Mrs Leung added that enzymes are effective disinfectants. “Many of our customers also trust that enzymes can kill bacteria effectively. We keep spraying enzymes [around our shop] and it’s well ventilated here, so people were willing to come once the measures were eased in these 2 years,” said Mrs Leung. During the pandemic, many regular customers purchase more enzymes to use at home, Stanley added.
Stanley said their threading salon has also adopted e-commerce which generates more sales for them. Customers can also purchase Mrs Leung’s handmade natural herbal enzymes from Beauty Choice Threading’s official site.
The future of the face threading industry
We are confident,”
The second-generation inheritor of the traditional threading technique feels optimistic about the prospects of the industry as he said, “like what Mrs Leung has just said, you can make customers look pretty and feel very happy every time when they leave our shop, from this we can see the positive effect of threading.”
Stanley said there is not any other types of beauty techniques or products which can uproot the dirt in the existing market. “It’s hard to look for a way that can make you look prettier and prettier,” said Mrs Leung seriously. “Only threading has this effect,” she and her son said simultaneously with their heads nodding. Stanley explained that through face threading, grease, dirt, dead skin, and stratum corneum (the outermost layer of skin) can be uprooted.
The traditional threading technique remains undefeated despite the popularity of modern beauty treatments. Mrs Leung recalled that a customer, who was very happy with her clean face after face threading, said that it [threading] was very different from doing facials.
Stanley reiterated that they are confident about the future of the industry and he said,
it’s a kind of business which can help others and ourselves at the same time.”
As our society moves towards mechanization and capitalization, along with the threat of COVID-19, some traditional industries that require much more time and sophistication might no longer find their spots for survival.
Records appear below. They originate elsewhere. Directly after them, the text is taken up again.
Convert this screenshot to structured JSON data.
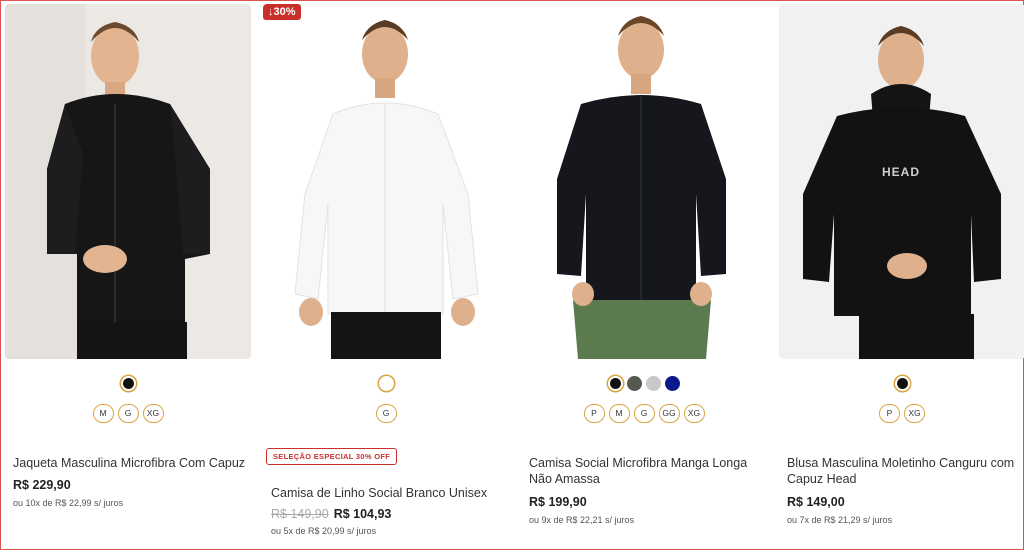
{
  "colors": {
    "accent_gold": "#d9a441",
    "sale_red": "#c9302c"
  },
  "products": [
    {
      "name": "Jaqueta Masculina Microfibra Com Capuz",
      "price": "R$ 229,90",
      "installments": "ou 10x de R$ 22,99 s/ juros",
      "swatches": [
        "#111111"
      ],
      "sizes": [
        "M",
        "G",
        "XG"
      ]
    },
    {
      "discount_badge": "↓30%",
      "special_badge": "SELEÇÃO ESPECIAL 30% OFF",
      "name": "Camisa de Linho Social Branco Unisex",
      "old_price": "R$ 149,90",
      "price": "R$ 104,93",
      "installments": "ou 5x de R$ 20,99 s/ juros",
      "swatches": [
        "#ffffff"
      ],
      "sizes": [
        "G"
      ]
    },
    {
      "name": "Camisa Social Microfibra Manga Longa Não Amassa",
      "price": "R$ 199,90",
      "installments": "ou 9x de R$ 22,21 s/ juros",
      "swatches": [
        "#111111",
        "#555950",
        "#c8c8c8",
        "#0a1a8c"
      ],
      "sizes": [
        "P",
        "M",
        "G",
        "GG",
        "XG"
      ]
    },
    {
      "name": "Blusa Masculina Moletinho Canguru com Capuz Head",
      "price": "R$ 149,00",
      "installments": "ou 7x de R$ 21,29 s/ juros",
      "swatches": [
        "#111111"
      ],
      "sizes": [
        "P",
        "XG"
      ]
    }
  ],
  "logo_text": "HEAD"
}
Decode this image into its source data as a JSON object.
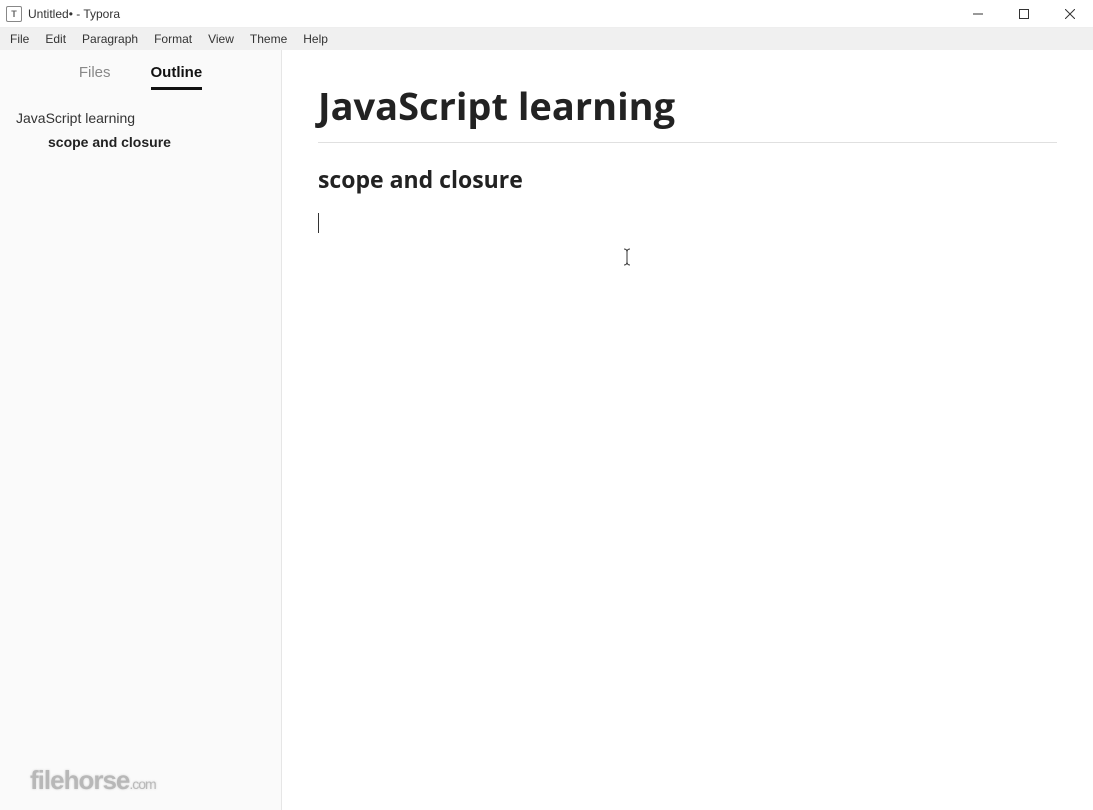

From the birdcage industry that is on the verge of disappearance, to the snake soup industry that is seeking for a more sustainable business model, and finally, the face threading industry that fortunately has its successors, we notice that it is high time for industries to come up with new tactics for continuity. At the same time, it is important for us to appreciate the uniqueness of these fields. In that way, we could see a glimmer of hope for Hong Kong’s distinctive industries.